After allowing an early goal to Minnesota in the first period on Thursday night, McKay stopped the remainder of the Golden Gophers’ chances en route to a 5-1 win in the national semifinal.
It earned Minnesota State its first national championship game appearance one year after the Mavericks advanced to the Frozen Four for the first time in program history.
“I’m excited for him because everybody has an opinion and everybody’s entitled to an opinion,” Hastings said. “But when you have an opportunity to be around a guy every day, your opinion gets a little more rubber on the road. He’s such a humble young man who goes to work every day and does his business to earn the respect of his teammates. That’s unique because he just goes and does what he’s supposed to do. He’s OK pointing fingers when he gets patted on the back and will point the thumb [at himself] when things aren’t going well. Those are guys you’d like to have in the locker room.”
McKay, an undrafted free agent, is the first Hobey winner unattached to an NHL franchise since St. Cloud State’s Drew LeBlanc won the 2013 award. Vesey, a Nashville draft pick, chose not to sign with the Predators and opted instead for free agency. Jack Eichel, the 2015 winner, was not draft eligible until after his freshman season, at which point the Buffalo Sabres made him the No. 2 overall draft pick.
“I think it’s something that I’ve kind of been battling against since juniors,” McKay said of his status. “There’s always going to be someone that’s thought of as more than you or better than you. I just learned to focus on myself and control my work ethic and being a good teammate, and I have to thank my teammates. We’ve had really good teams since I’ve gotten to Minnesota State.
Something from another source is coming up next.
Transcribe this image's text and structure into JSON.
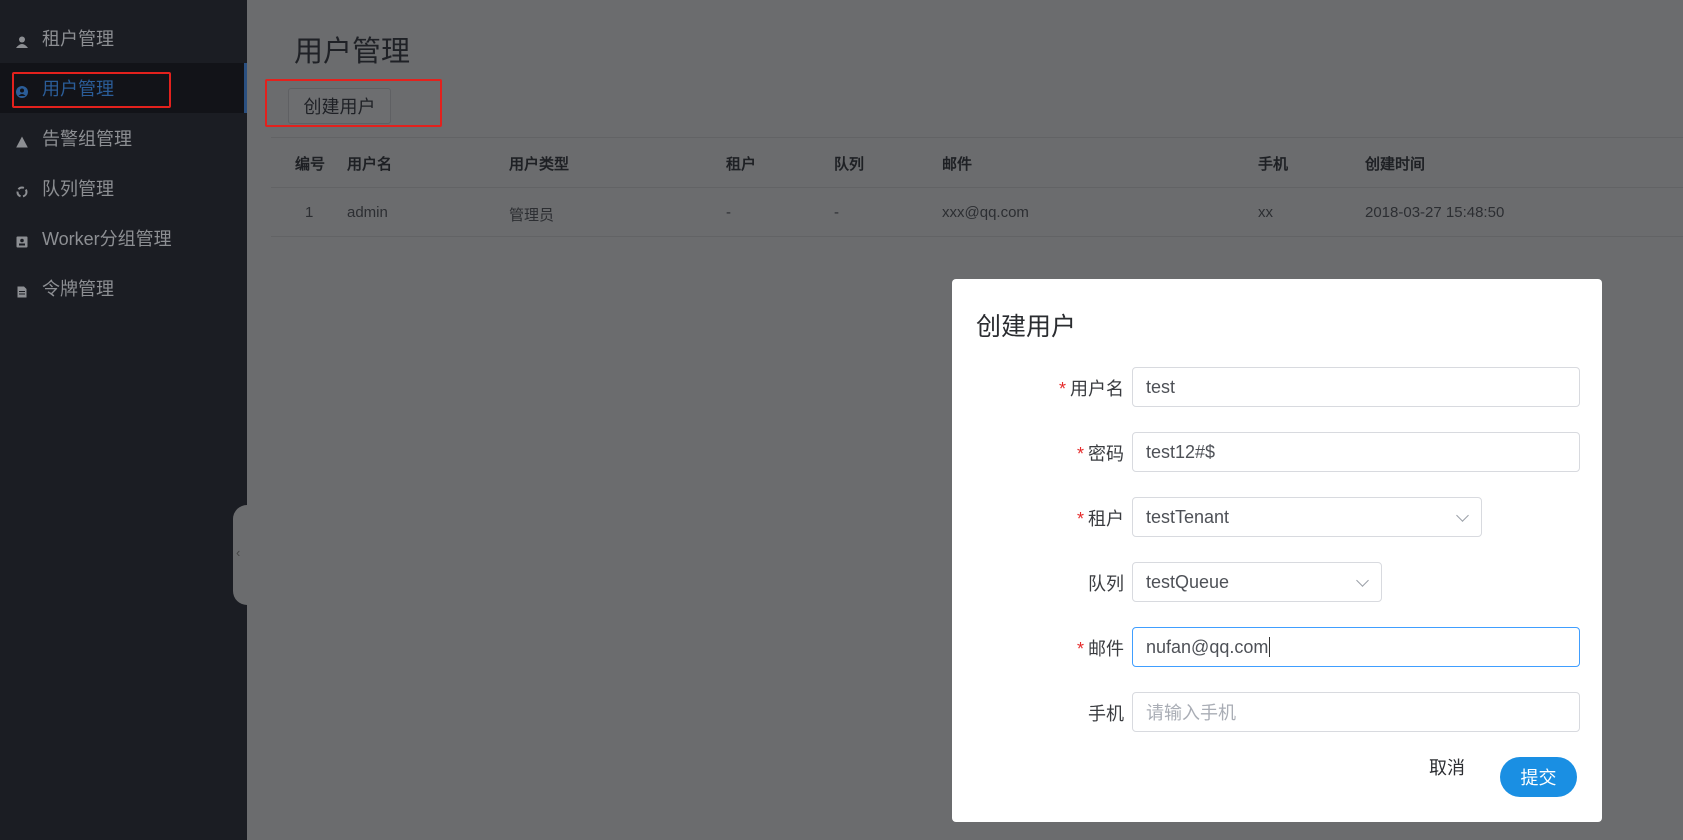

It’s been an awesome journey and the best four years of my life.”
“You think about today’s day and age,” Hastings said, “and they start talking about the analytics of how tall a guy is, what he weighs, about his body comp and what position is played and if that fits or if everyone’s trying to get a little bit of an edge. The one that’s unique about our sport is that what’s between the ears and what’s in your chest and body is hard to put on paper. For me, again, he goes about his business, and I’m proud of the way he handles things both positively and negatively.”